Panel discussion about Japanese American Internment

  • en
Conference/Presentation

May 200624
7:00p.m.

Indian Trails Public Library District
355 South Schoenbeck Road

Wheeling, Illinois, 60090
United States

Indian Trails Public Library District
355 South Schoenbeck Road
Wheeling, IL 60090
847.459.4100
www.indiantrailslibrary.org

Everyone is welcome and registration be accepted by calling (847) 459-4100 or via the Indian Trails Public Library District Website at www.indiantrailslibrary.org.


After Pearl Harbor, 120,000 persons of Japanese ancestry, 66% of whom were citizens, were sent to concentration camps. What was the impact for civil rights, the interned Japanese Americans and their descendants?

What happens to U.S. citizens when they are permanently detained in camps far away from their homes because of war hysteria due to Pearl Harbor?

Attend this free panel discussion with a question and answer period at Indian Trails Public Library District on May 24 at 7 p.m. In 1942 over 120,000 Japanese Americans from all over the west coast, were ordered to leave their homes when President Franklin Roosevelt signed into law, U.S. Executive Order 9066. This meant the forcible relocation of approximately 120,000 Japanese and Japanese Americans, 66% of whom were U.S. citizens, were sent to hastily built housing facilities called "war relocation camps" to remote areas of the U.S. Families and individuals who had nothing to do with any wartime activities, were told to show their patriotism by living in barbed wire enclaves patrolled by armed soldiers and to use cots, unpartioned toilets and live without cooking facilities of any kind. They were treated like prisoners of war. Most lived in these deplorable conditions beginning in 1942 and ending in 1945.

What really happened in these internment camps and how did Japanese Americans feel about living through these difficult times? Hear first hand stories and memories, and watch videotaped testimony from Japanese Americans. Panelists Sam Ozaki, Richard Tani and George Watanabe will share their personal experiences regarding the living conditions, historical significance and the impact this had on their lives and their perspectives on civil rights. Since space is limited, register early for this free program that will include a question and answer period. Everyone is welcome and registration be accepted by calling (847) 459-4100 or via the Indian Trails Public Library District Website at www.indiantrailslibrary.org.
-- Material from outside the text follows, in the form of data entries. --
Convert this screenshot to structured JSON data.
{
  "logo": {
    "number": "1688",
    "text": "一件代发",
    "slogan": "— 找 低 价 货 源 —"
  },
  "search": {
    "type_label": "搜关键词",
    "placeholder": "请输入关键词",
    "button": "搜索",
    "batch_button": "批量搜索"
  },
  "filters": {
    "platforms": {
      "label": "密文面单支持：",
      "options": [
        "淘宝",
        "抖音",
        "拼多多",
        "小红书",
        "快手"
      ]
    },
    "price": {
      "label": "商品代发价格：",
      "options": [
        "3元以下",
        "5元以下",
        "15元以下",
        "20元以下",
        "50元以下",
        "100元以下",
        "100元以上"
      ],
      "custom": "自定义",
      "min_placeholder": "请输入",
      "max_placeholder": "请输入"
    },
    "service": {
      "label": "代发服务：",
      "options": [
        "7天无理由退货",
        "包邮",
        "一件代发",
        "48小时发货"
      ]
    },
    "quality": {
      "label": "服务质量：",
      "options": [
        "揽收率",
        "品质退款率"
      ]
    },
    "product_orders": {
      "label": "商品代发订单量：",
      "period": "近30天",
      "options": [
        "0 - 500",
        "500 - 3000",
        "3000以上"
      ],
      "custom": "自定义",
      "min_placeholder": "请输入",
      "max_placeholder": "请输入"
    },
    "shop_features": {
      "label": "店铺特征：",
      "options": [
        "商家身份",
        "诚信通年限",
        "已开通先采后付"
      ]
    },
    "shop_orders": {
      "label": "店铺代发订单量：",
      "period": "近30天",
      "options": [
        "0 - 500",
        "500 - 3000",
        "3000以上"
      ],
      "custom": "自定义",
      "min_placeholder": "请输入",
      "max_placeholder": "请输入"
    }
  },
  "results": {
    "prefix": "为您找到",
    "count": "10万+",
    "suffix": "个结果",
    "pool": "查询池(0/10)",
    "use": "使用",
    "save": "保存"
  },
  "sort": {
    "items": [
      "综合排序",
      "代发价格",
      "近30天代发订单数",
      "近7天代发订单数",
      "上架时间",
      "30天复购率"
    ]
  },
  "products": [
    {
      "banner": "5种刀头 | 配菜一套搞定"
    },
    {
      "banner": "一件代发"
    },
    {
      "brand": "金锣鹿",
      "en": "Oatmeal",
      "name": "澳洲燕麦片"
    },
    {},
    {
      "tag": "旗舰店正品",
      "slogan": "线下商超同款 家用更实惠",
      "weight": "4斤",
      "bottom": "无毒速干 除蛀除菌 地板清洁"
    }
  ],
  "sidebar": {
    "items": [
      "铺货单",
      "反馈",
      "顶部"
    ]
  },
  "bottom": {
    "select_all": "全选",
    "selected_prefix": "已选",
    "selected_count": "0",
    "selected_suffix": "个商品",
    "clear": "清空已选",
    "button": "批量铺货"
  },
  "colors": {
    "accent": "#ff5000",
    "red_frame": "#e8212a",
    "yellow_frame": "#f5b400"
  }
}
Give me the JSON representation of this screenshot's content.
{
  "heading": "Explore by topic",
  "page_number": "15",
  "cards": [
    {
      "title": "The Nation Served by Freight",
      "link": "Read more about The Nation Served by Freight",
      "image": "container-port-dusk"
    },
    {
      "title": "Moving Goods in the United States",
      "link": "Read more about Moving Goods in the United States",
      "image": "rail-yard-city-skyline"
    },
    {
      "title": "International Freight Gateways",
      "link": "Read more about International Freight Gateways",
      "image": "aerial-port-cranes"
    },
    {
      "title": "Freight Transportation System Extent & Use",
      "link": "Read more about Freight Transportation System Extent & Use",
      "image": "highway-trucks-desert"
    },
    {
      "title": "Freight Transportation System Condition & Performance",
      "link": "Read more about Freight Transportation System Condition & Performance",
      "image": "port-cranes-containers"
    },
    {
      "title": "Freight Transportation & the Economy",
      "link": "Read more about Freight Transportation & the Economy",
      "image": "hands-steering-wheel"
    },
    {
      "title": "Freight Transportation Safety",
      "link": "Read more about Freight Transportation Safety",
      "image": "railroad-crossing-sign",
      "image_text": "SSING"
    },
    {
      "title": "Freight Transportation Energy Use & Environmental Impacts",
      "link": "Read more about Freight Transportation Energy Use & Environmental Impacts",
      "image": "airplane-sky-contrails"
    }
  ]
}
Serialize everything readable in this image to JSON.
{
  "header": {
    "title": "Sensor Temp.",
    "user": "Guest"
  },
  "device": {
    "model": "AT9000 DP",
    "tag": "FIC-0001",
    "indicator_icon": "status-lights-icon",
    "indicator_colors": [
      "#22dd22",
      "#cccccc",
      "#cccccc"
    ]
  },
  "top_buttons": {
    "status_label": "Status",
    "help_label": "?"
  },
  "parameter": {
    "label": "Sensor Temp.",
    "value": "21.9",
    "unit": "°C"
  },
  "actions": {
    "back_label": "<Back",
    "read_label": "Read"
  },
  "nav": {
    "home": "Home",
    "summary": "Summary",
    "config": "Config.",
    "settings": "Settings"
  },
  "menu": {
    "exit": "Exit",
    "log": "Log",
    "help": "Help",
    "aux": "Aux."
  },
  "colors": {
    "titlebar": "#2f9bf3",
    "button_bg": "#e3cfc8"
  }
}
Everyone is welcome to this free program which will be held at our library located at 355 South Schoenbeck Road in Wheeling.

 

Tags

Login or register to add tags
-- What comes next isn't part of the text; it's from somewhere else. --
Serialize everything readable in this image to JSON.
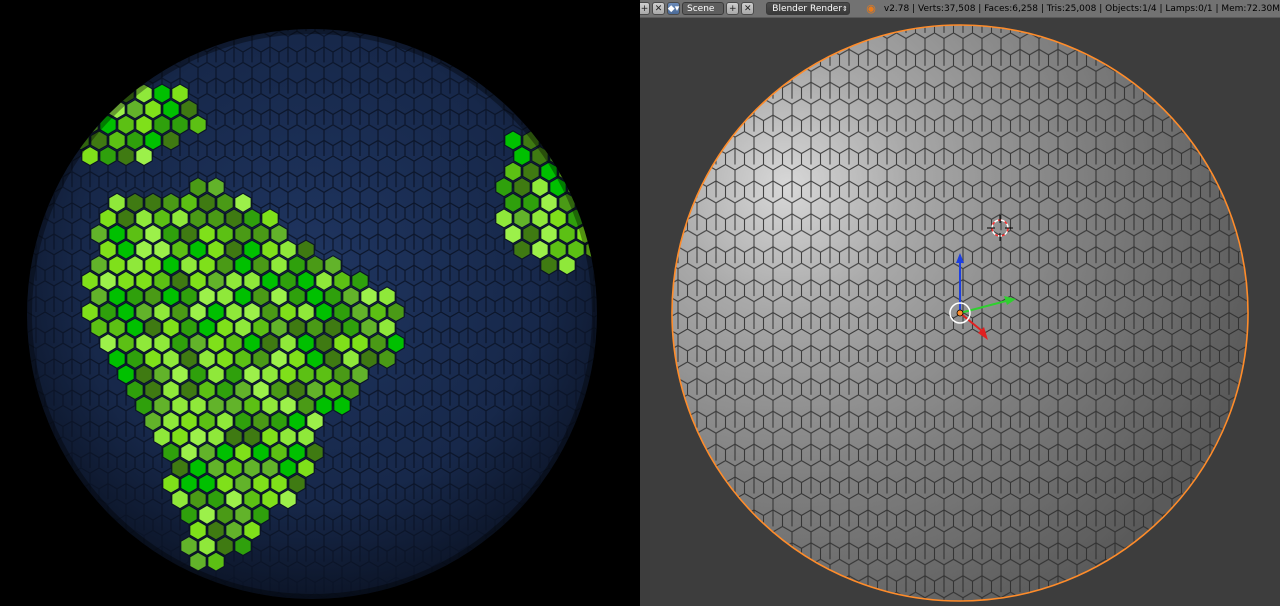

D_Burns . Last modified Jul 09 2010 12:11 p.m.


<<

May 2006

>>

Mon Tue Wed Thu Fri Sat Sun
1 2 3 4 5 6 7
8 9 10 11 12 13 14
15 16 17 18 19 20 21
22 23 24 25 26 27 28
29 30 31

Login or register to add an event

Nikkei Heroes: Trailblazers, Role Models, and Inspirations

Read the Nikkei Heroes >>

Get updates

Sign up for email updates

Journal feed
Events feed
Comments feed

Support this project

Discover Nikkei

Discover Nikkei is a place to connect with others and share the Nikkei experience. To continue to sustain and grow this project, we need your help!

Ways to help >>

A project of the Japanese American National Museum

Major support by The Nippon Foundation